I am not disturbed that RFRA has been supported by the ACLU and similar groups. When I attended the early meetings of the coalition that drafted RFRA, I noticed their presence with some unease. My concern increased when I noted that abortion-rights advocates would claim that their religious liberty had been offended by government restrictions on abortion. The appearance of the Religious Coalition for Abortion Rights (embracing most mainline religious bodies) caused me to express my concern at length in these pages (June 1992). But I was thereafter to see that the predominant voices in favor of RFRA were such sturdy pro-life groups as the National Association of Evangelicals, Lutheran Church Missouri Synod, and the USCC. Above all, the text of RFRA that finally became law was reasonable in terms and invaluable in effect. I did not disdain RFRA, but approved it, because it could be invoked to protect such inconsiderable groups as the Reformed Mennonite Church or Hasidic Jews in Orange County, New York.
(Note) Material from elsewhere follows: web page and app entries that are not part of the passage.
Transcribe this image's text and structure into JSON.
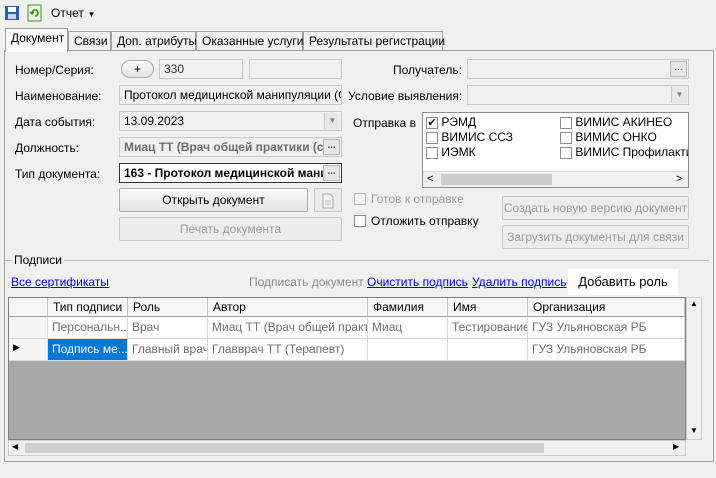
{
  "toolbar": {
    "report_label": "Отчет",
    "report_arrow": "▾"
  },
  "tabs": [
    {
      "label": "Документ"
    },
    {
      "label": "Связи"
    },
    {
      "label": "Доп. атрибуты"
    },
    {
      "label": "Оказанные услуги"
    },
    {
      "label": "Результаты регистрации"
    }
  ],
  "form": {
    "number_label": "Номер/Серия:",
    "plus_label": "+",
    "number_value": "330",
    "series_value": "",
    "name_label": "Наименование:",
    "name_value": "Протокол медицинской манипуляции (CDA",
    "event_date_label": "Дата события:",
    "event_date_value": "13.09.2023",
    "position_label": "Должность:",
    "position_value": "Миац ТТ (Врач общей практики (с",
    "doctype_label": "Тип документа:",
    "doctype_value": "163 - Протокол медицинской мани",
    "recipient_label": "Получатель:",
    "recipient_value": "",
    "condition_label": "Условие выявления:",
    "condition_value": "",
    "send_label": "Отправка в"
  },
  "send_targets": {
    "left": [
      {
        "label": "РЭМД",
        "checked": "✔"
      },
      {
        "label": "ВИМИС ССЗ",
        "checked": ""
      },
      {
        "label": "ИЭМК",
        "checked": ""
      }
    ],
    "right": [
      {
        "label": "ВИМИС АКИНЕО",
        "checked": ""
      },
      {
        "label": "ВИМИС ОНКО",
        "checked": ""
      },
      {
        "label": "ВИМИС Профилактика",
        "checked": ""
      }
    ]
  },
  "buttons": {
    "open_document": "Открыть документ",
    "print_document": "Печать документа",
    "create_version": "Создать новую версию документ",
    "load_documents": "Загрузить документы для связи",
    "add_role": "Добавить роль"
  },
  "checks": {
    "ready_label": "Готов к отправке",
    "defer_label": "Отложить отправку"
  },
  "signatures": {
    "group_label": "Подписи",
    "all_certs": "Все сертификаты",
    "sign_document": "Подписать документ",
    "clear_signature": "Очистить подпись",
    "delete_signature": "Удалить подпись"
  },
  "table": {
    "columns": [
      "Тип подписи",
      "Роль",
      "Автор",
      "Фамилия",
      "Имя",
      "Организация"
    ],
    "rows": [
      [
        "Персональн...",
        "Врач",
        "Миац ТТ (Врач общей практ...",
        "Миац",
        "Тестирование",
        "ГУЗ Ульяновская РБ"
      ],
      [
        "Подпись ме...",
        "Главный врач",
        "Главврач ТТ (Терапевт)",
        "",
        "",
        "ГУЗ Ульяновская РБ"
      ]
    ],
    "current_row_marker": "▶"
  },
  "colors": {
    "accent": "#0078d7",
    "link": "#0000ee",
    "grid_bg": "#a9a9a9"
  },
  "icons": [
    "save-icon",
    "refresh-icon",
    "chevron-down-icon",
    "ellipsis-icon",
    "document-icon"
  ]
}
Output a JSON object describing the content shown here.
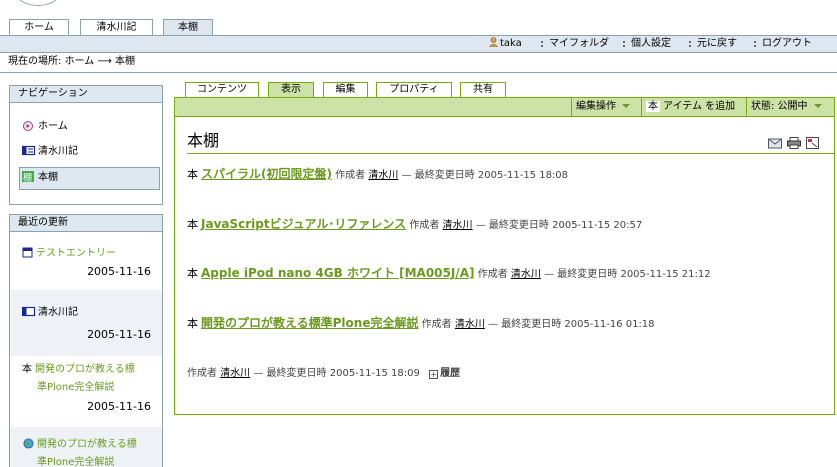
{
  "portal_tabs": [
    "ホーム",
    "清水川記",
    "本棚"
  ],
  "personal_bar": {
    "user": "taka",
    "items": [
      "マイフォルダ",
      "個人設定",
      "元に戻す",
      "ログアウト"
    ]
  },
  "breadcrumb": {
    "prefix": "現在の場所:",
    "home": "ホーム",
    "arrow": "⟶",
    "current": "本棚"
  },
  "navigation": {
    "title": "ナビゲーション",
    "items": [
      {
        "label": "ホーム",
        "icon": "home-icon"
      },
      {
        "label": "清水川記",
        "icon": "weblog-icon"
      },
      {
        "label": "本棚",
        "icon": "bookshelf-icon"
      }
    ]
  },
  "recent": {
    "title": "最近の更新",
    "items": [
      {
        "title": "テストエントリー",
        "title_line2": "",
        "date": "2005-11-16",
        "icon": "entry-icon"
      },
      {
        "title": "清水川記",
        "title_line2": "",
        "date": "2005-11-16",
        "icon": "weblog-icon"
      },
      {
        "title": "開発のプロが教える標",
        "title_line2": "準Plone完全解説",
        "date": "2005-11-16",
        "icon": "book-kanji"
      },
      {
        "title": "開発のプロが教える標",
        "title_line2": "準Plone完全解説",
        "date": "",
        "icon": "globe-icon"
      }
    ]
  },
  "content_tabs": [
    "コンテンツ",
    "表示",
    "編集",
    "プロパティ",
    "共有"
  ],
  "action_bar": {
    "edit_ops": "編集操作",
    "add_kanji": "本",
    "add_item": "アイテム を追加",
    "state": "状態: 公開中"
  },
  "document": {
    "title": "本棚",
    "entries": [
      {
        "kanji": "本",
        "title": "スパイラル(初回限定盤)",
        "author_label": "作成者",
        "author": "清水川",
        "modified_label": "— 最終変更日時",
        "modified": "2005-11-15 18:08"
      },
      {
        "kanji": "本",
        "title": "JavaScriptビジュアル･リファレンス",
        "author_label": "作成者",
        "author": "清水川",
        "modified_label": "— 最終変更日時",
        "modified": "2005-11-15 20:57"
      },
      {
        "kanji": "本",
        "title": "Apple iPod nano 4GB ホワイト [MA005J/A]",
        "author_label": "作成者",
        "author": "清水川",
        "modified_label": "— 最終変更日時",
        "modified": "2005-11-15 21:12"
      },
      {
        "kanji": "本",
        "title": "開発のプロが教える標準Plone完全解説",
        "author_label": "作成者",
        "author": "清水川",
        "modified_label": "— 最終変更日時",
        "modified": "2005-11-16 01:18"
      }
    ],
    "byline": {
      "author_label": "作成者",
      "author": "清水川",
      "modified_label": "— 最終変更日時",
      "modified": "2005-11-15 18:09",
      "history": "履歴"
    }
  },
  "colors": {
    "plone_blue": "#dee7ef",
    "border_blue": "#8ca0b3",
    "green": "#74ae0b",
    "green_light": "#cde2a7",
    "link_green": "#6b9a1e"
  }
}
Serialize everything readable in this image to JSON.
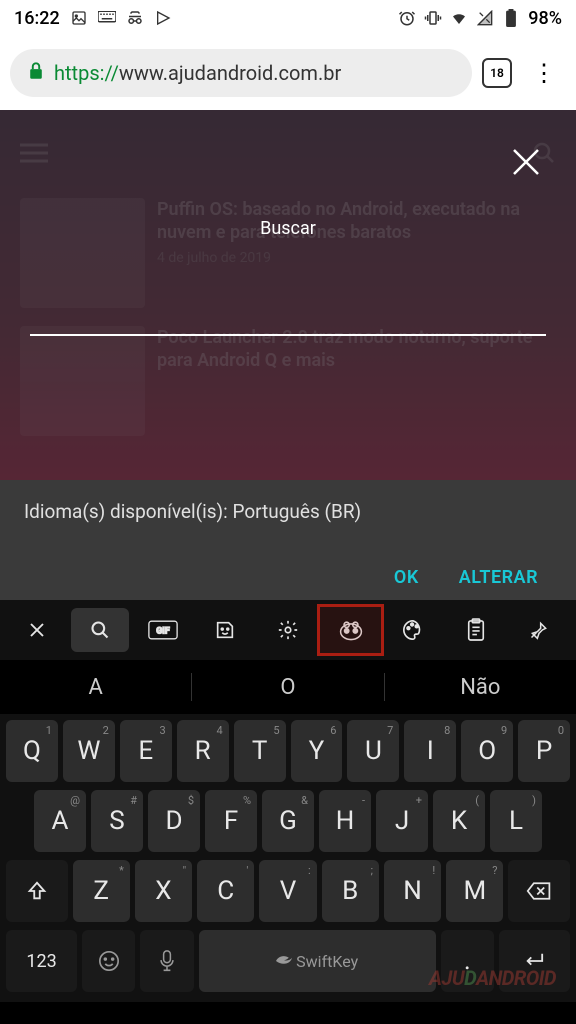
{
  "status": {
    "time": "16:22",
    "battery": "98%"
  },
  "browser": {
    "url_scheme": "https://",
    "url_host": "www.ajudandroid.com.br",
    "tab_count": "18"
  },
  "bg": {
    "article1_title": "Puffin OS: baseado no Android, executado na nuvem e para telefones baratos",
    "article1_date": "4 de julho de 2019",
    "article2_title": "Poco Launcher 2.0 traz modo noturno, suporte para Android Q e mais"
  },
  "search": {
    "label": "Buscar",
    "value": ""
  },
  "snackbar": {
    "text": "Idioma(s) disponível(is): Português (BR)",
    "ok": "OK",
    "alter": "ALTERAR"
  },
  "suggestions": {
    "a": "A",
    "b": "O",
    "c": "Não"
  },
  "keys": {
    "row1": [
      "Q",
      "W",
      "E",
      "R",
      "T",
      "Y",
      "U",
      "I",
      "O",
      "P"
    ],
    "row1_alt": [
      "1",
      "2",
      "3",
      "4",
      "5",
      "6",
      "7",
      "8",
      "9",
      "0"
    ],
    "row2": [
      "A",
      "S",
      "D",
      "F",
      "G",
      "H",
      "J",
      "K",
      "L"
    ],
    "row2_alt": [
      "@",
      "#",
      "$",
      "%",
      "&",
      "-",
      "+",
      "(",
      ")"
    ],
    "row3": [
      "Z",
      "X",
      "C",
      "V",
      "B",
      "N",
      "M"
    ],
    "row3_alt": [
      "*",
      "\"",
      "'",
      ":",
      ";",
      "!",
      "?"
    ],
    "k123": "123",
    "swiftkey": "SwiftKey",
    "dot": "."
  },
  "watermark": "AJUDANDROID"
}
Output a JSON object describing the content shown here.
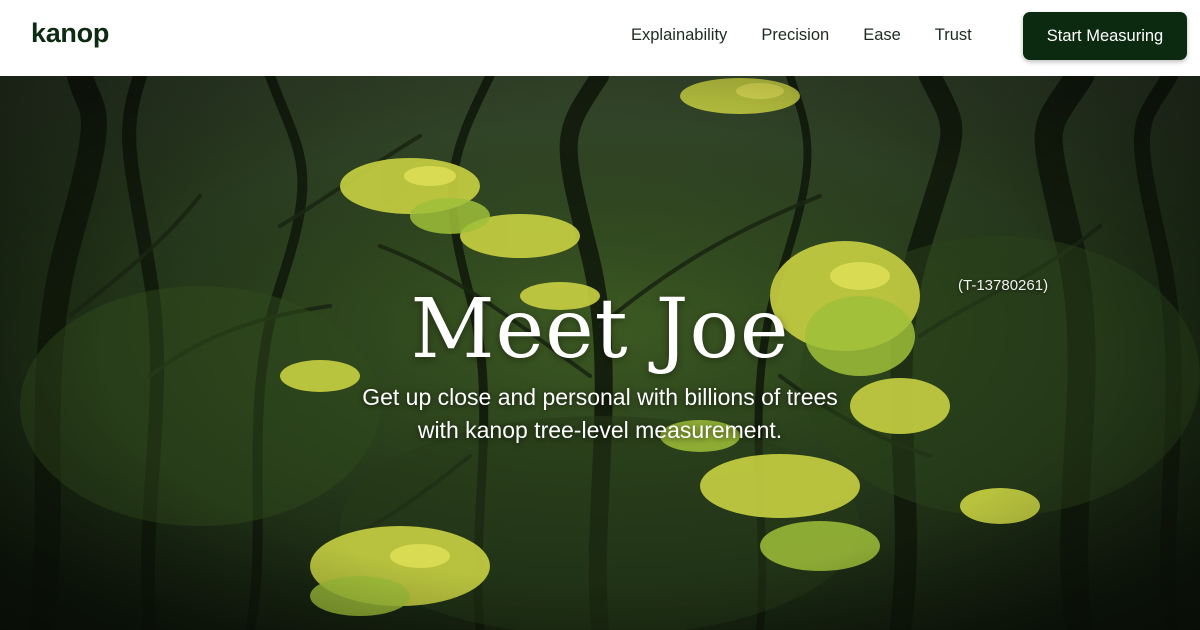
{
  "brand": {
    "logo_text": "kanop",
    "color": "#0d2a12"
  },
  "nav": {
    "links": [
      {
        "label": "Explainability"
      },
      {
        "label": "Precision"
      },
      {
        "label": "Ease"
      },
      {
        "label": "Trust"
      }
    ],
    "cta_label": "Start Measuring",
    "cta_color": "#0b2a10"
  },
  "hero": {
    "title": "Meet Joe",
    "tree_id": "(T-13780261)",
    "subtitle_line1": "Get up close and personal with billions of trees",
    "subtitle_line2": "with kanop tree-level measurement.",
    "background": "forest-photo",
    "colors": {
      "dark_forest": "#1b2a13",
      "leaf_yellow": "#cfd64a",
      "leaf_green": "#9fbf3a"
    }
  }
}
Among the critics of RFRA, and of the pre-1990 Supreme Court decisions it reflected, are those who say that the recognition these gave to Free Exercise rights was merely “the carving out of exemptions” from overall public policy. But do we speak of freedom of speech as some sort of exemption? To say that judicial recognition of religious exercise in a particular case is the creating of an exemption is really to say that all power is in the state and that religious liberty is not a right but a mere gratuity. RFRA rightly contradicted that.
The bottom line on RFRA for me is that I saw its test, personally, in court after court, give indispensable protection to sincere believers faced by the power, prestige, and legal resources of the secularist state. That protection is now withdrawn.